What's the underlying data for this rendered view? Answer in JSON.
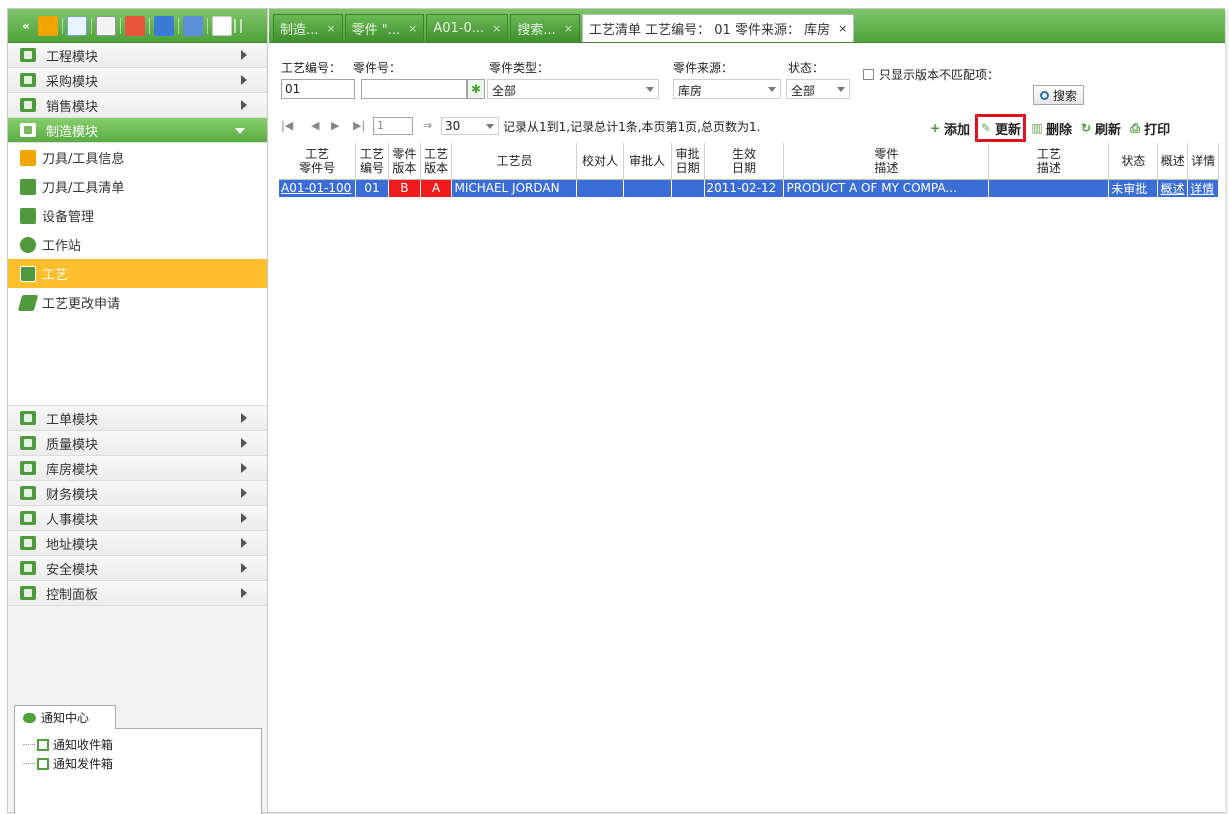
{
  "toolbar_icons": [
    "collapse-icon",
    "users-icon",
    "mail-icon",
    "document-icon",
    "chart-icon",
    "window-icon",
    "network-icon",
    "home-icon",
    "grip-icon"
  ],
  "toolbar": {
    "collapse_glyph": "«"
  },
  "sidebar": {
    "modules_top": [
      {
        "label": "工程模块",
        "icon": "module-icon"
      },
      {
        "label": "采购模块",
        "icon": "module-icon"
      },
      {
        "label": "销售模块",
        "icon": "module-icon"
      }
    ],
    "active_module": {
      "label": "制造模块",
      "icon": "module-icon"
    },
    "sub_items": [
      {
        "label": "刀具/工具信息",
        "icon": "wrench-icon",
        "color": "#f0a500"
      },
      {
        "label": "刀具/工具清单",
        "icon": "list-icon",
        "color": "#4e9a3c"
      },
      {
        "label": "设备管理",
        "icon": "equipment-icon",
        "color": "#4e9a3c"
      },
      {
        "label": "工作站",
        "icon": "workstation-icon",
        "color": "#4e9a3c"
      },
      {
        "label": "工艺",
        "icon": "process-icon",
        "color": "#4e9a3c"
      },
      {
        "label": "工艺更改申请",
        "icon": "change-request-icon",
        "color": "#4e9a3c"
      }
    ],
    "selected_sub_index": 4,
    "modules_bottom": [
      {
        "label": "工单模块",
        "icon": "module-icon"
      },
      {
        "label": "质量模块",
        "icon": "module-icon"
      },
      {
        "label": "库房模块",
        "icon": "module-icon"
      },
      {
        "label": "财务模块",
        "icon": "module-icon"
      },
      {
        "label": "人事模块",
        "icon": "module-icon"
      },
      {
        "label": "地址模块",
        "icon": "module-icon"
      },
      {
        "label": "安全模块",
        "icon": "module-icon"
      },
      {
        "label": "控制面板",
        "icon": "module-icon"
      }
    ]
  },
  "notice": {
    "tab_label": "通知中心",
    "items": [
      "通知收件箱",
      "通知发件箱"
    ]
  },
  "tabs": [
    {
      "label": "制造...",
      "close": "×"
    },
    {
      "label": "零件 \"...",
      "close": "×"
    },
    {
      "label": "A01-0...",
      "close": "×"
    },
    {
      "label": "搜索...",
      "close": "×"
    },
    {
      "label": "工艺清单 工艺编号： 01 零件来源： 库房",
      "close": "×",
      "active": true
    }
  ],
  "filters": {
    "process_no_label": "工艺编号：",
    "process_no_value": "01",
    "part_no_label": "零件号：",
    "part_no_value": "",
    "part_type_label": "零件类型：",
    "part_type_value": "全部",
    "part_source_label": "零件来源：",
    "part_source_value": "库房",
    "status_label": "状态：",
    "status_value": "全部",
    "mismatch_label": "只显示版本不匹配项：",
    "search_label": "搜索"
  },
  "pager": {
    "first": "|◀",
    "prev": "◀",
    "next": "▶",
    "last": "▶|",
    "page": "1",
    "go": "⇒",
    "page_size": "30",
    "info": "记录从1到1,记录总计1条,本页第1页,总页数为1."
  },
  "actions": [
    {
      "label": "添加",
      "icon": "plus-icon",
      "glyph": "+",
      "color": "#3a9a2a"
    },
    {
      "label": "更新",
      "icon": "edit-icon",
      "glyph": "✎",
      "color": "#6aa84f",
      "highlight": true
    },
    {
      "label": "删除",
      "icon": "trash-icon",
      "glyph": "▥",
      "color": "#6aa84f"
    },
    {
      "label": "刷新",
      "icon": "refresh-icon",
      "glyph": "↻",
      "color": "#3a9a2a"
    },
    {
      "label": "打印",
      "icon": "print-icon",
      "glyph": "⎙",
      "color": "#3a9a2a"
    }
  ],
  "grid": {
    "headers": [
      [
        "工艺",
        "零件号"
      ],
      [
        "工艺",
        "编号"
      ],
      [
        "零件",
        "版本"
      ],
      [
        "工艺",
        "版本"
      ],
      [
        "工艺员",
        ""
      ],
      [
        "校对人",
        ""
      ],
      [
        "审批人",
        ""
      ],
      [
        "审批",
        "日期"
      ],
      [
        "生效",
        "日期"
      ],
      [
        "零件",
        "描述"
      ],
      [
        "工艺",
        "描述"
      ],
      [
        "状态",
        ""
      ],
      [
        "概述",
        ""
      ],
      [
        "详情",
        ""
      ]
    ],
    "rows": [
      [
        "A01-01-100",
        "01",
        "B",
        "A",
        "MICHAEL JORDAN",
        "",
        "",
        "",
        "2011-02-12",
        "PRODUCT A OF MY COMPA...",
        "",
        "未审批",
        "概述",
        "详情"
      ]
    ]
  }
}
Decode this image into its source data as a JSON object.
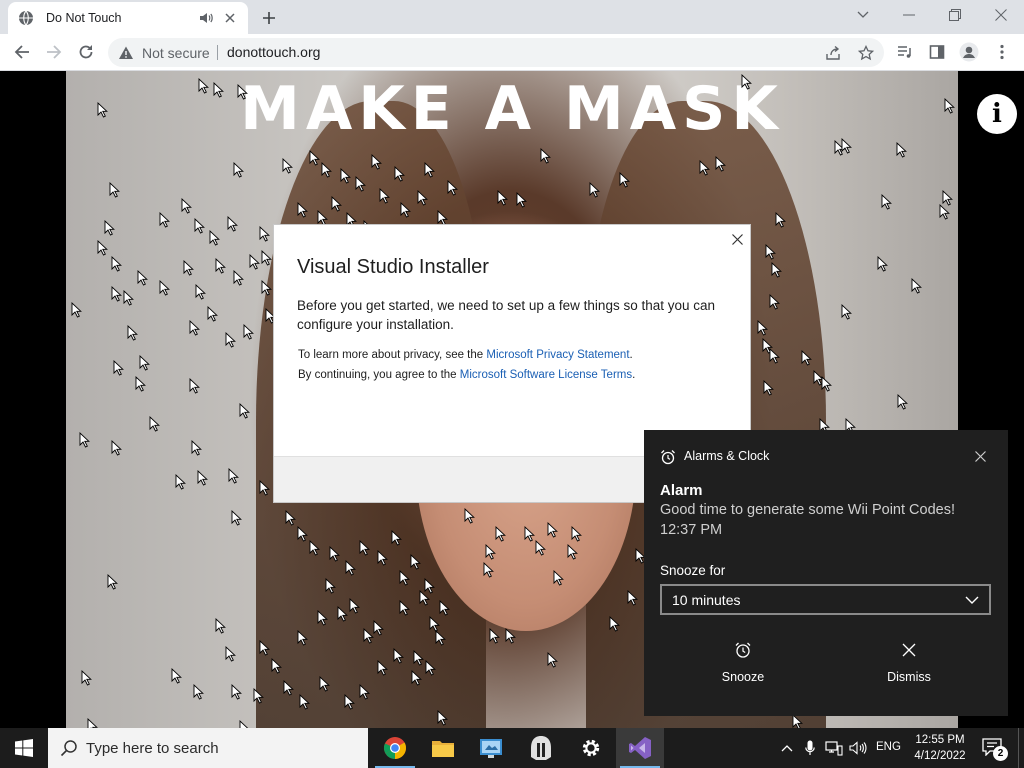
{
  "browser": {
    "tab_title": "Do Not Touch",
    "security_label": "Not secure",
    "url": "donottouch.org"
  },
  "page": {
    "title": "MAKE A MASK",
    "info_glyph": "i"
  },
  "dialog": {
    "title": "Visual Studio Installer",
    "body": "Before you get started, we need to set up a few things so that you can configure your installation.",
    "privacy_prefix": "To learn more about privacy, see the ",
    "privacy_link": "Microsoft Privacy Statement",
    "privacy_suffix": ".",
    "license_prefix": "By continuing, you agree to the ",
    "license_link": "Microsoft Software License Terms",
    "license_suffix": "."
  },
  "toast": {
    "app_name": "Alarms & Clock",
    "heading": "Alarm",
    "message": "Good time to generate some Wii Point Codes!",
    "time": "12:37 PM",
    "snooze_label": "Snooze for",
    "snooze_value": "10 minutes",
    "snooze_button": "Snooze",
    "dismiss_button": "Dismiss"
  },
  "taskbar": {
    "search_placeholder": "Type here to search",
    "language": "ENG",
    "time": "12:55 PM",
    "date": "4/12/2022",
    "notification_count": "2"
  },
  "colors": {
    "link": "#1a5fb4",
    "taskbar_bg": "#1c1c1c",
    "toast_bg": "#1f1f1f",
    "running_indicator": "#76b9ed"
  }
}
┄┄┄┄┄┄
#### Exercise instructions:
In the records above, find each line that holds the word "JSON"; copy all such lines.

#### Result below:
What's the underlying data for this rendered view? Answer in JSON.
Decode this image into its source data as a JSON object.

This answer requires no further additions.